But the march wasn’t all balloons and noise makers and merry making. About 100 climate change protesters were arrested on Monday the 22nd as hundreds marched through the streets of Lower Manhattan. They had begun marching late Monday morning from Battery Park to Wall Street to protest the role they say investments in companies with practices that damage the environment play in encouraging climate change. Many of the demonstrators dressed in blue to symbolize a wave of water — water that could engulf the low-lying streets near the New York Stock Exchange, as it did during Hurricane Sandy.

The event, called Flood Wall Street, was planned over months as a more aggressive and angry corollary to the large-scale climate change march that drew more than 400,000 people to Midtown on Sunday. The activities on Monday were organized without official permission from the city, and many people taking part said they were willing to be arrested to show their conviction that the economic system encourages investment that is damaging to the environment.

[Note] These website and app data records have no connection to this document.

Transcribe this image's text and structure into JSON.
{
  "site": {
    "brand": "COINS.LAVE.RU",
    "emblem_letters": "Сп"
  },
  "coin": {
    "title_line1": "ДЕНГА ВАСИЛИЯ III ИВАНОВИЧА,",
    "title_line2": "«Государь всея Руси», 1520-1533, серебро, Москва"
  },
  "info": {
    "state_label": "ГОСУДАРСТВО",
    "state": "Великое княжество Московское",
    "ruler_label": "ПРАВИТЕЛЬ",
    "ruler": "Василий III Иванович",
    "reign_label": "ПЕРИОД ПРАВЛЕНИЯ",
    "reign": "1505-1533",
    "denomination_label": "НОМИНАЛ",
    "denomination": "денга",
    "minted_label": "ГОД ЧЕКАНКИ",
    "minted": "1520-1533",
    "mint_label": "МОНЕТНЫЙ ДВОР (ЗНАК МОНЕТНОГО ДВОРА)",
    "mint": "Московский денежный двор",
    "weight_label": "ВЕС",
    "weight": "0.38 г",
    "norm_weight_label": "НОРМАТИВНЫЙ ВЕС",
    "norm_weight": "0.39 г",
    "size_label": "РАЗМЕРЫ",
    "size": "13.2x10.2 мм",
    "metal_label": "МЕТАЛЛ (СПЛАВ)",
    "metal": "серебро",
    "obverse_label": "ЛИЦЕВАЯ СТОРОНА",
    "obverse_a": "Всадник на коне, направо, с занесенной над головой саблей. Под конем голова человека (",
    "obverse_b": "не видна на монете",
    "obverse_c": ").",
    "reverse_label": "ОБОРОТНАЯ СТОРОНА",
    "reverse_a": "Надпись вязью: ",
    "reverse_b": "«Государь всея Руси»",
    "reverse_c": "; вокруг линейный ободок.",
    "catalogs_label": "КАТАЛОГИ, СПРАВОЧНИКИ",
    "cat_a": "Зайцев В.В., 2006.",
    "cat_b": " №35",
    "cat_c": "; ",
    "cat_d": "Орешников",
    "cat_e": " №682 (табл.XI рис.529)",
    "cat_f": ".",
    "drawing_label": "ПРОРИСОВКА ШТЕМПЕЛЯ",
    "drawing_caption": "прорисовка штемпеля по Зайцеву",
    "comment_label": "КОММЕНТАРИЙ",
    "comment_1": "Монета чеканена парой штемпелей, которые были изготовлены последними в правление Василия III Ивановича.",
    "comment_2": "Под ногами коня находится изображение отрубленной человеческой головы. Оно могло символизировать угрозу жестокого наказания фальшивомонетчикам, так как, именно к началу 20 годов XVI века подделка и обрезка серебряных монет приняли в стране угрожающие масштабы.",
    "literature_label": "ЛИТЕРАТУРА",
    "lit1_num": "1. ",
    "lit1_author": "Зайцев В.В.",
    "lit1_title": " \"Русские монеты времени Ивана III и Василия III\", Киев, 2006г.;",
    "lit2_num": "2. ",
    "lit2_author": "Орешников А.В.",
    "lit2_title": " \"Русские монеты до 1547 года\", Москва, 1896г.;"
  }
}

At the height of the march, a few officers shoved demonstrators, and punched the hands of marchers gripping the barricades. Then, a burst of pepper spray sent many of the demonstrators reeling backward. The police said three protesters had been arrested by 7 p.m. . There were no reports of injuries, the police said.

Among them was Yates McKee, an art critic from Inwood in Upper Manhattan. “We’re highlighting capitalism as the target,” Mr. McKee said. “Capitalism equals climate chaos.”

As the protesters took to the roadways on Monday, blocking vehicles while chanting, dancing and holding meetings, the police appeared to take a restrained role, containing the roving group instead of confronting it directly.

This story is based on reports by Kim Wall and Beenish Ahmed with support from the UN Foundation.


About Claire McCurdy 3 Articles
Claire McCurdy, Senior Editor at the International Policy Digest has come to writing after years with New York educational and nonprofit organizations. Her international work experience began as a teacher of English in Japan in the 1970’s, followed by work at Japan Trade Center in New York in the early 80’s. .. For the past four years Claire has also written a column in the International Policy Digest, covering international relations, health, and the arts, as they pertain to Japan. After “3/11” Claire began to follow the news of Japan very closely. In July 2011, she attended and wrote a report on a Japan Society NY discussion featuring Japanese NGOs, academics and commentators, on the aftereffects of the triple disaster and the world’s response. She has been reporting on Fukushima events ever since through IPD and at meetings in Tokyo, Oxford (UK), and Rochester Institute of Technology, (RIT), New York. A resident of New York, NY, Claire has an M.A. in History from New York University.